I have no stories of multiplication to pass on — just one of my continual need to die first.  I’ll take on faith that God will do the other stuff  if and when He wants to.   So I pass on what I’ve lately come to see in greater truth: I need to die more if I want to see God move in the way I desire.

 

SN – Just got this off Mike Jentes and Neil Cole’s Tweetdeck, and I think it speaks to the point:

“Men are looking for better methods. God is looking for better men.” –E. M. Bounds

 

 

4 comments to The Century Plant: a lesson in God’s natural design for Multiplication

  • kristy

    Mike-
    This so resonates with what God wants to teach me. It is in growing smaller that he can become brighter and bigger. Releasing his Spirit to completely take over my life is so scary! I know there are things I need to die to and let go of. I am holding on still.
    Jesus help Mike and I to let go, to die to self and to let you be in total charge of our lives.

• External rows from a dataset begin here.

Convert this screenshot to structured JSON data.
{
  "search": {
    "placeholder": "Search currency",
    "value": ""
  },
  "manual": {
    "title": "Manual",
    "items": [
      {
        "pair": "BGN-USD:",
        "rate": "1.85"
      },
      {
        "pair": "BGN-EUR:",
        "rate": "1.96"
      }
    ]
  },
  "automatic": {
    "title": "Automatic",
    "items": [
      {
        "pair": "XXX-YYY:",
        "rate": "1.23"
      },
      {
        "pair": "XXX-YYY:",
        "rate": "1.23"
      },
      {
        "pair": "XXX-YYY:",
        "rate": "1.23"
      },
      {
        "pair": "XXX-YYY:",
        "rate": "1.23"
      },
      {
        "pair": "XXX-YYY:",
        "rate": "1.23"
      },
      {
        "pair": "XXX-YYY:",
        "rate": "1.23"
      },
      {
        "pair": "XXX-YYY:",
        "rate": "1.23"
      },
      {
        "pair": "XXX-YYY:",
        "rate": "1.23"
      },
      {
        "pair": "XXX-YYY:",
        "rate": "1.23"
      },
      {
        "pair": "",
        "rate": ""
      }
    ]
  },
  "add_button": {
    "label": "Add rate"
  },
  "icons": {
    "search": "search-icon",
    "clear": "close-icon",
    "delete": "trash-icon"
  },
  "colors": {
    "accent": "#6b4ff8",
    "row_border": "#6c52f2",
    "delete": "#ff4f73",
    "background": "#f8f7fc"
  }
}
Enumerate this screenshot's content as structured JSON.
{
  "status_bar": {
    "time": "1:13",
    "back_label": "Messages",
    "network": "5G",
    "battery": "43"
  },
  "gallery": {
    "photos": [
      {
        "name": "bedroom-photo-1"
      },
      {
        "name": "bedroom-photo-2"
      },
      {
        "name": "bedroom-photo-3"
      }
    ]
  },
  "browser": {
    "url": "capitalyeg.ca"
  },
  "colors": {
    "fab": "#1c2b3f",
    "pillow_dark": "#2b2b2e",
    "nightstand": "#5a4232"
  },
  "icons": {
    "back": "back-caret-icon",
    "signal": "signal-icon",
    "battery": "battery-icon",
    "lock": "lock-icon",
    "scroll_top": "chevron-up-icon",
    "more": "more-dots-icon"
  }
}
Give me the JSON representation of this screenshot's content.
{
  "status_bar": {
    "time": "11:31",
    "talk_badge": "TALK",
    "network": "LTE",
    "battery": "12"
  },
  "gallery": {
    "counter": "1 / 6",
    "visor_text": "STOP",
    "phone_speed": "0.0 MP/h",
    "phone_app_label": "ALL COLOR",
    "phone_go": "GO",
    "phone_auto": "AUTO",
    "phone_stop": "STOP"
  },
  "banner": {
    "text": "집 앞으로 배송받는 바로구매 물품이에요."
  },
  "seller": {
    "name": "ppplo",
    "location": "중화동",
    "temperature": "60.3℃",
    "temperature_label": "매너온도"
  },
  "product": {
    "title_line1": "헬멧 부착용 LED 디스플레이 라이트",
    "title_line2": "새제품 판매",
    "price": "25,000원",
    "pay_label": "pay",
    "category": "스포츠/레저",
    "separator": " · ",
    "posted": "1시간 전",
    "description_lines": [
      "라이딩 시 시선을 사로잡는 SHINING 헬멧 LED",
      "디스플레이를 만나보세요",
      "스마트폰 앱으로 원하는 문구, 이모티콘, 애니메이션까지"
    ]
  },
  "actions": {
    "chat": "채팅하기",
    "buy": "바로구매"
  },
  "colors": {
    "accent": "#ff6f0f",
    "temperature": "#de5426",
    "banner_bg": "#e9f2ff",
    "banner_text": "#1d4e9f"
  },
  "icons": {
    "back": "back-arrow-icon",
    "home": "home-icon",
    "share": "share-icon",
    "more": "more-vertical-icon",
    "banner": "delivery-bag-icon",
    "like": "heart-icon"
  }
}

Thank you for Mike and Leslie and all that you are teaching them. You are teaching us through them.
    Amen-

  • Thank you, Kristy! I’ll pray for you the things I’m praying for myself as well.

  • J. Michael

    I am really interested in your process in deciding to go to Arizona and do what you are doing.

  • Will email you, J. Michael.

Leave a Reply

  

  

  

You can use these HTML tags

<a href="" title=""> <abbr title=""> <acronym title=""> <b> <blockquote cite=""> <cite> <code> <del datetime=""> <em> <i> <q cite=""> <s> <strike> <strong>